Go through the lines below and repeat each one exactly, skipping pictures.
BEGIN
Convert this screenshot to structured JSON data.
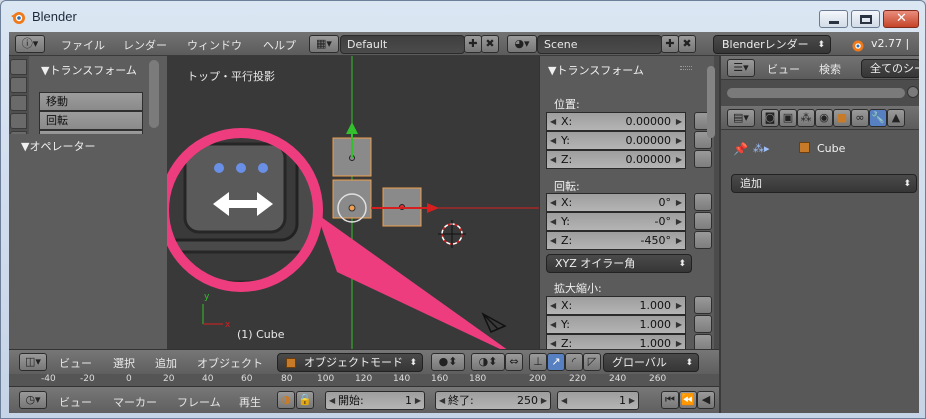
{
  "window": {
    "title": "Blender"
  },
  "info_header": {
    "menus": [
      "ファイル",
      "レンダー",
      "ウィンドウ",
      "ヘルプ"
    ],
    "layout": "Default",
    "scene": "Scene",
    "engine": "Blenderレンダー",
    "version": "v2.77 | "
  },
  "tool_shelf": {
    "transform_title": "▼トランスフォーム",
    "move": "移動",
    "rotate": "回転",
    "operator_title": "▼オペレーター"
  },
  "viewport": {
    "view_label": "トップ・平行投影",
    "object_label": "(1) Cube"
  },
  "n_panel": {
    "title": "▼トランスフォーム",
    "location_label": "位置:",
    "location": [
      {
        "axis": "X:",
        "value": "0.00000"
      },
      {
        "axis": "Y:",
        "value": "0.00000"
      },
      {
        "axis": "Z:",
        "value": "0.00000"
      }
    ],
    "rotation_label": "回転:",
    "rotation": [
      {
        "axis": "X:",
        "value": "0°"
      },
      {
        "axis": "Y:",
        "value": "-0°"
      },
      {
        "axis": "Z:",
        "value": "-450°"
      }
    ],
    "rotation_mode": "XYZ オイラー角",
    "scale_label": "拡大縮小:",
    "scale": [
      {
        "axis": "X:",
        "value": "1.000"
      },
      {
        "axis": "Y:",
        "value": "1.000"
      },
      {
        "axis": "Z:",
        "value": "1.000"
      }
    ]
  },
  "viewport_header": {
    "menus": [
      "ビュー",
      "選択",
      "追加",
      "オブジェクト"
    ],
    "mode": "オブジェクトモード",
    "orientation": "グローバル"
  },
  "timeline_ruler": {
    "ticks": [
      "-40",
      "-20",
      "0",
      "20",
      "40",
      "60",
      "80",
      "100",
      "120",
      "140",
      "160",
      "180",
      "200",
      "220",
      "240",
      "260"
    ]
  },
  "timeline_header": {
    "menus": [
      "ビュー",
      "マーカー",
      "フレーム",
      "再生"
    ],
    "start_label": "開始:",
    "start_value": "1",
    "end_label": "終了:",
    "end_value": "250",
    "current_frame": "1"
  },
  "properties": {
    "menus": [
      "ビュー",
      "検索"
    ],
    "filter": "全てのシー",
    "breadcrumb_object": "Cube",
    "add_dropdown": "追加"
  },
  "colors": {
    "accent_pink": "#ee3d7f",
    "x_axis": "#d81f1f",
    "y_axis": "#32c12c",
    "selection_orange": "#f0a050",
    "active_blue": "#5680c2"
  }
}
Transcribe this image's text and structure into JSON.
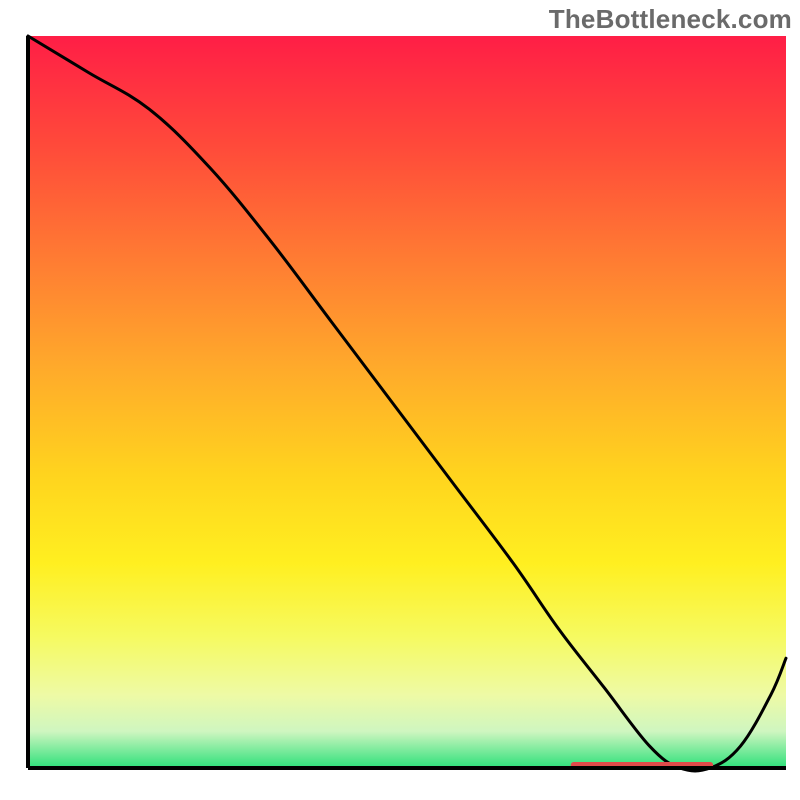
{
  "watermark": "TheBottleneck.com",
  "chart_data": {
    "type": "line",
    "title": "",
    "xlabel": "",
    "ylabel": "",
    "xlim": [
      0,
      100
    ],
    "ylim": [
      0,
      100
    ],
    "grid": false,
    "legend": false,
    "background_gradient": {
      "stops": [
        {
          "offset": 0.0,
          "color": "#FF1E46"
        },
        {
          "offset": 0.15,
          "color": "#FF4A3A"
        },
        {
          "offset": 0.3,
          "color": "#FF7A33"
        },
        {
          "offset": 0.45,
          "color": "#FFA92B"
        },
        {
          "offset": 0.6,
          "color": "#FFD41E"
        },
        {
          "offset": 0.72,
          "color": "#FFEF20"
        },
        {
          "offset": 0.82,
          "color": "#F6FA60"
        },
        {
          "offset": 0.9,
          "color": "#EEFAA5"
        },
        {
          "offset": 0.95,
          "color": "#CFF6C0"
        },
        {
          "offset": 1.0,
          "color": "#2DE07A"
        }
      ]
    },
    "series": [
      {
        "name": "curve",
        "stroke": "#000000",
        "stroke_width": 3,
        "x": [
          0,
          8,
          16,
          24,
          32,
          40,
          48,
          56,
          64,
          70,
          76,
          82,
          86,
          90,
          94,
          98,
          100
        ],
        "values": [
          100,
          95,
          90,
          82,
          72,
          61,
          50,
          39,
          28,
          19,
          11,
          3,
          0,
          0,
          3,
          10,
          15
        ]
      }
    ],
    "markers": [
      {
        "name": "baseline-segment",
        "type": "segment",
        "color": "#E04A4A",
        "stroke_width": 6,
        "x0": 72,
        "y0": 0,
        "x1": 90,
        "y1": 0
      }
    ]
  }
}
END
=== Expected answer ===
Convert this screenshot to structured JSON data.
{
  "window": {
    "title": "Blender"
  },
  "info_header": {
    "menus": [
      "ファイル",
      "レンダー",
      "ウィンドウ",
      "ヘルプ"
    ],
    "layout": "Default",
    "scene": "Scene",
    "engine": "Blenderレンダー",
    "version": "v2.77 | "
  },
  "tool_shelf": {
    "transform_title": "▼トランスフォーム",
    "move": "移動",
    "rotate": "回転",
    "operator_title": "▼オペレーター"
  },
  "viewport": {
    "view_label": "トップ・平行投影",
    "object_label": "(1) Cube"
  },
  "n_panel": {
    "title": "▼トランスフォーム",
    "location_label": "位置:",
    "location": [
      {
        "axis": "X:",
        "value": "0.00000"
      },
      {
        "axis": "Y:",
        "value": "0.00000"
      },
      {
        "axis": "Z:",
        "value": "0.00000"
      }
    ],
    "rotation_label": "回転:",
    "rotation": [
      {
        "axis": "X:",
        "value": "0°"
      },
      {
        "axis": "Y:",
        "value": "-0°"
      },
      {
        "axis": "Z:",
        "value": "-450°"
      }
    ],
    "rotation_mode": "XYZ オイラー角",
    "scale_label": "拡大縮小:",
    "scale": [
      {
        "axis": "X:",
        "value": "1.000"
      },
      {
        "axis": "Y:",
        "value": "1.000"
      },
      {
        "axis": "Z:",
        "value": "1.000"
      }
    ]
  },
  "viewport_header": {
    "menus": [
      "ビュー",
      "選択",
      "追加",
      "オブジェクト"
    ],
    "mode": "オブジェクトモード",
    "orientation": "グローバル"
  },
  "timeline_ruler": {
    "ticks": [
      "-40",
      "-20",
      "0",
      "20",
      "40",
      "60",
      "80",
      "100",
      "120",
      "140",
      "160",
      "180",
      "200",
      "220",
      "240",
      "260"
    ]
  },
  "timeline_header": {
    "menus": [
      "ビュー",
      "マーカー",
      "フレーム",
      "再生"
    ],
    "start_label": "開始:",
    "start_value": "1",
    "end_label": "終了:",
    "end_value": "250",
    "current_frame": "1"
  },
  "properties": {
    "menus": [
      "ビュー",
      "検索"
    ],
    "filter": "全てのシー",
    "breadcrumb_object": "Cube",
    "add_dropdown": "追加"
  },
  "colors": {
    "accent_pink": "#ee3d7f",
    "x_axis": "#d81f1f",
    "y_axis": "#32c12c",
    "selection_orange": "#f0a050",
    "active_blue": "#5680c2"
  }
}
Transcribe this image's text and structure into JSON.
{
  "watermark": "TheBottleneck.com",
  "chart_data": {
    "type": "line",
    "title": "",
    "xlabel": "",
    "ylabel": "",
    "xlim": [
      0,
      100
    ],
    "ylim": [
      0,
      100
    ],
    "grid": false,
    "legend": false,
    "background_gradient": {
      "stops": [
        {
          "offset": 0.0,
          "color": "#FF1E46"
        },
        {
          "offset": 0.15,
          "color": "#FF4A3A"
        },
        {
          "offset": 0.3,
          "color": "#FF7A33"
        },
        {
          "offset": 0.45,
          "color": "#FFA92B"
        },
        {
          "offset": 0.6,
          "color": "#FFD41E"
        },
        {
          "offset": 0.72,
          "color": "#FFEF20"
        },
        {
          "offset": 0.82,
          "color": "#F6FA60"
        },
        {
          "offset": 0.9,
          "color": "#EEFAA5"
        },
        {
          "offset": 0.95,
          "color": "#CFF6C0"
        },
        {
          "offset": 1.0,
          "color": "#2DE07A"
        }
      ]
    },
    "series": [
      {
        "name": "curve",
        "stroke": "#000000",
        "stroke_width": 3,
        "x": [
          0,
          8,
          16,
          24,
          32,
          40,
          48,
          56,
          64,
          70,
          76,
          82,
          86,
          90,
          94,
          98,
          100
        ],
        "values": [
          100,
          95,
          90,
          82,
          72,
          61,
          50,
          39,
          28,
          19,
          11,
          3,
          0,
          0,
          3,
          10,
          15
        ]
      }
    ],
    "markers": [
      {
        "name": "baseline-segment",
        "type": "segment",
        "color": "#E04A4A",
        "stroke_width": 6,
        "x0": 72,
        "y0": 0,
        "x1": 90,
        "y1": 0
      }
    ]
  }
}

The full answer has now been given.